> [Assignment]
Among the records below, find the lines with the word "JSON" and copy them.

___ Exercise input

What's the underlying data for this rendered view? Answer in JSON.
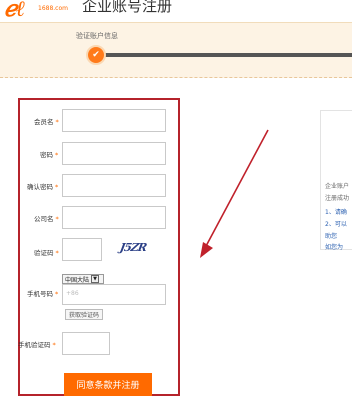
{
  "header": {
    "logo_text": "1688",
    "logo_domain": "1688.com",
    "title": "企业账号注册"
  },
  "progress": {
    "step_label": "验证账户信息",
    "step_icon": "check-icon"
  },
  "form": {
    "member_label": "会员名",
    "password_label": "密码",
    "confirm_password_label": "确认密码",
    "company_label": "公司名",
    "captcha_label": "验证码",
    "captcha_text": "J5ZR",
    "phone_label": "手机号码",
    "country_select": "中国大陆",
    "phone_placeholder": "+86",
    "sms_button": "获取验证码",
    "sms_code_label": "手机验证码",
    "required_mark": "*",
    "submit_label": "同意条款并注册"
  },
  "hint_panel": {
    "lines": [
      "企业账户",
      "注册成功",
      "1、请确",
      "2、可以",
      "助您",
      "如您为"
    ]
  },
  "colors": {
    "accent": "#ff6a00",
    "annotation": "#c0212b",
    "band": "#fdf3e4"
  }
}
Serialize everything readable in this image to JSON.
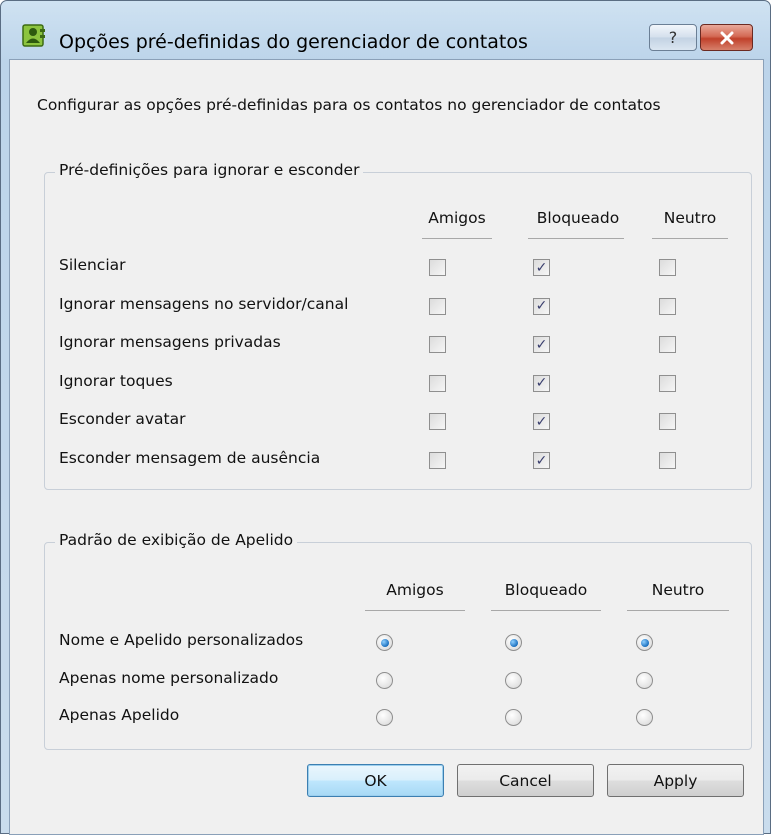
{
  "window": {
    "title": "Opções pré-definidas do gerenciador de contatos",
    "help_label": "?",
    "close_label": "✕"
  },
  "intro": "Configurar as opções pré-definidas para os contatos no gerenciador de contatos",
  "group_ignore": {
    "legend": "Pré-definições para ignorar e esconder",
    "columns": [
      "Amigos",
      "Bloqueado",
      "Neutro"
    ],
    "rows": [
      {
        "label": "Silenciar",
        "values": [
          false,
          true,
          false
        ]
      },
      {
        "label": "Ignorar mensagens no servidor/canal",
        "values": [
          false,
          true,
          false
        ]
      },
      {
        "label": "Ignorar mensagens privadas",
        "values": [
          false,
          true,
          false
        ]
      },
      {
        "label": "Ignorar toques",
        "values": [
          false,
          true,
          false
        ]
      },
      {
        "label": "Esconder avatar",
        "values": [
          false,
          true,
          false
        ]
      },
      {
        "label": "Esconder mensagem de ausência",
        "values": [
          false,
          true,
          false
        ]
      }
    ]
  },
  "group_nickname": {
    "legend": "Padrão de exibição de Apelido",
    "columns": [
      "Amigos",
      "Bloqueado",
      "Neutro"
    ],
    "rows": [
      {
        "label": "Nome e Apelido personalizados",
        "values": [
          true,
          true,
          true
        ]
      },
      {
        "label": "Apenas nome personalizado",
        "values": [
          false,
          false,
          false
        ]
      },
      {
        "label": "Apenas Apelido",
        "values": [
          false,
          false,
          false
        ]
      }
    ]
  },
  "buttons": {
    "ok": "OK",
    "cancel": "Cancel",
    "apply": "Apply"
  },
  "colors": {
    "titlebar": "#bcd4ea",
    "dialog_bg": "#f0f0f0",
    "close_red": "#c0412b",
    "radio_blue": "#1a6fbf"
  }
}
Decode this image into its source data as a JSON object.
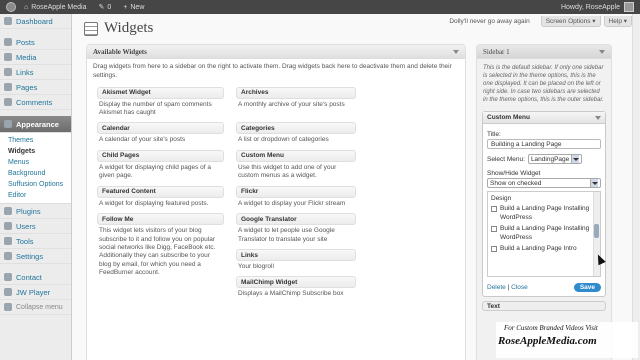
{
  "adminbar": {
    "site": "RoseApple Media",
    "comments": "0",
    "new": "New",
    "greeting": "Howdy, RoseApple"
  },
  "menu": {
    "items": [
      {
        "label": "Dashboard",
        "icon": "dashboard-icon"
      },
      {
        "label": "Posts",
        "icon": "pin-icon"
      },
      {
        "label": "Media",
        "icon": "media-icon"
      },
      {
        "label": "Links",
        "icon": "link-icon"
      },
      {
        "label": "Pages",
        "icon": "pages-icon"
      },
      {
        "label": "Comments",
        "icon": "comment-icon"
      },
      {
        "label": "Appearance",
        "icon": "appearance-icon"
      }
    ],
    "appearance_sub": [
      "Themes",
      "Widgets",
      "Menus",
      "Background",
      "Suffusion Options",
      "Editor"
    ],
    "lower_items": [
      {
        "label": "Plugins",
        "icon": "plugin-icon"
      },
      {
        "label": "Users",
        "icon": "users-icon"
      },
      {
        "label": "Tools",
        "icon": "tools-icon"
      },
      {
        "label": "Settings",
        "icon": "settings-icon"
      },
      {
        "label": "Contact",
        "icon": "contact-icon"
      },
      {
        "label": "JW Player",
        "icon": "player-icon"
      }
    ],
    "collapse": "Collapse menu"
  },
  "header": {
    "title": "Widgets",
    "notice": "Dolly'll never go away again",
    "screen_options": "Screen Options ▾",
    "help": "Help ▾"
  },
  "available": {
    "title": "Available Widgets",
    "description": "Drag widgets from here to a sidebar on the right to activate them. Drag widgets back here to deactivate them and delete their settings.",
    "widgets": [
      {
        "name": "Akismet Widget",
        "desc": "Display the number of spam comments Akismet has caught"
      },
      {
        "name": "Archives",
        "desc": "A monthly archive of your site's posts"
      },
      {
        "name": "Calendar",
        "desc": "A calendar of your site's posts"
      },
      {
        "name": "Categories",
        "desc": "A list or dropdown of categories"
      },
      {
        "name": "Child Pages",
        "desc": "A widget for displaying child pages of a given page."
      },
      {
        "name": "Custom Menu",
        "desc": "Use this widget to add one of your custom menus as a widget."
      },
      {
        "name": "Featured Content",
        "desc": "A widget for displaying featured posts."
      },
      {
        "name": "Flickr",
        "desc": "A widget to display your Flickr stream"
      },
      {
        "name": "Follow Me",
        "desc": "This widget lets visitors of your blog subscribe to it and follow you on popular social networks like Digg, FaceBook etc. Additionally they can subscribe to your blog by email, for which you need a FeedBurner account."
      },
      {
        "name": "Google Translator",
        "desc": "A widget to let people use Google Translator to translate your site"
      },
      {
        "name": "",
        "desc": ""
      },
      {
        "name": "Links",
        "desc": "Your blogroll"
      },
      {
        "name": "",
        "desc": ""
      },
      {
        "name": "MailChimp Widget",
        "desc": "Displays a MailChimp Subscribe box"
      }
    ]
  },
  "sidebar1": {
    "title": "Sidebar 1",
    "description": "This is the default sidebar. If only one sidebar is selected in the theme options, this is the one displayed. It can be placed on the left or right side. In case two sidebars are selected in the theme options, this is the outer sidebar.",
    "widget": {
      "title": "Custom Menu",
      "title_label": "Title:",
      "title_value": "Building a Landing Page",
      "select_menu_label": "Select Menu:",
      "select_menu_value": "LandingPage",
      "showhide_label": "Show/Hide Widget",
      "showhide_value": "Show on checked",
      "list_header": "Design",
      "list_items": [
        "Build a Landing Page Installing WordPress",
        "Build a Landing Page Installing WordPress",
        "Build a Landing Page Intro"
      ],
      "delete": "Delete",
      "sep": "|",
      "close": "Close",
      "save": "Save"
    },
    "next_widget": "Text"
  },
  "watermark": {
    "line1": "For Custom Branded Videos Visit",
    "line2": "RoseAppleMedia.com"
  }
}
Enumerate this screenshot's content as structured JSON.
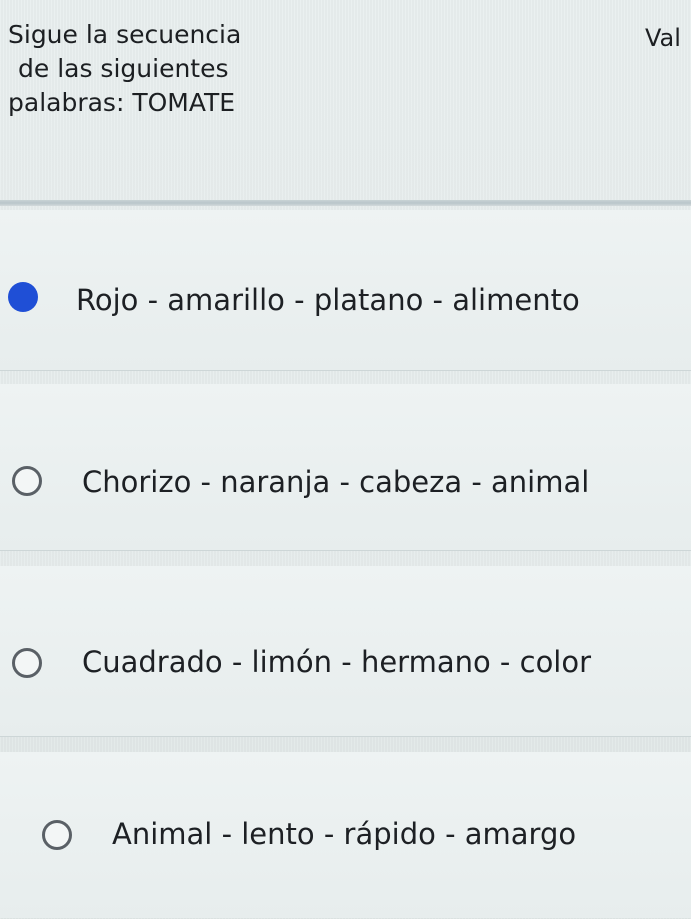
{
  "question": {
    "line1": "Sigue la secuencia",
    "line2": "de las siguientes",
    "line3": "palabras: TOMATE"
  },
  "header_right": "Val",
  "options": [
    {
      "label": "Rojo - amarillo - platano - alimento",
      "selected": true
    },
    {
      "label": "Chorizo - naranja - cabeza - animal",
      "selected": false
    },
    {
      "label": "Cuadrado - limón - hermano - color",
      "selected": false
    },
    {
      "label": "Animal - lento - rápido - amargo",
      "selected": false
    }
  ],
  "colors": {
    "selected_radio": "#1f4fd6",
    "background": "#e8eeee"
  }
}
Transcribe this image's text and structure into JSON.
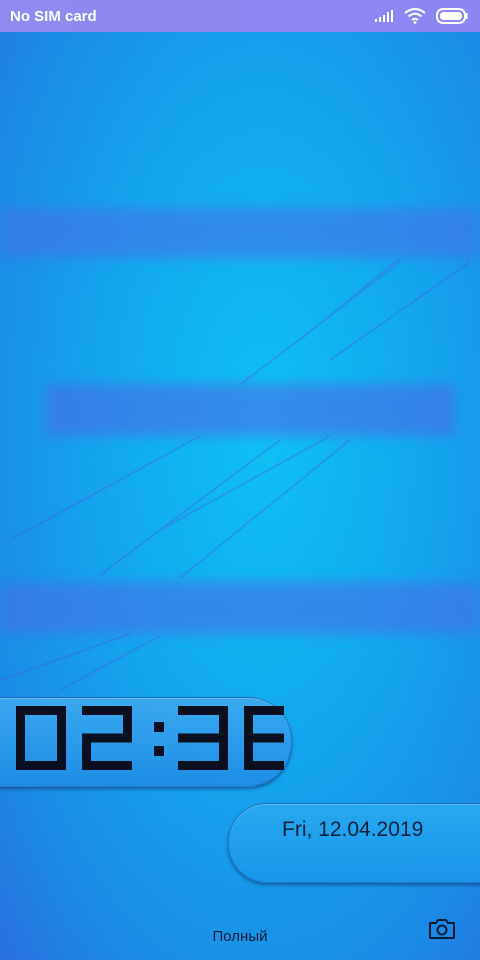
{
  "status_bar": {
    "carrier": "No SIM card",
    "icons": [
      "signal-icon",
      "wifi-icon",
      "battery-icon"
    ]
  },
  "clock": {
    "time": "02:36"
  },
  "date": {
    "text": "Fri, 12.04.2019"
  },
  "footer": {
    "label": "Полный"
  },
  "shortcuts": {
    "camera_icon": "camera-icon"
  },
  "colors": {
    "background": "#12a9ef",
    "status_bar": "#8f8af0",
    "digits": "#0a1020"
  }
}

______

> [Response box]
What's the underlying data for this rendered view? Answer in JSON.
Serialize everything readable in this image to JSON.
Decode this image into its source data as a JSON object.
Enumerate this screenshot's content as structured JSON.
Transcribe this image's text and structure into JSON.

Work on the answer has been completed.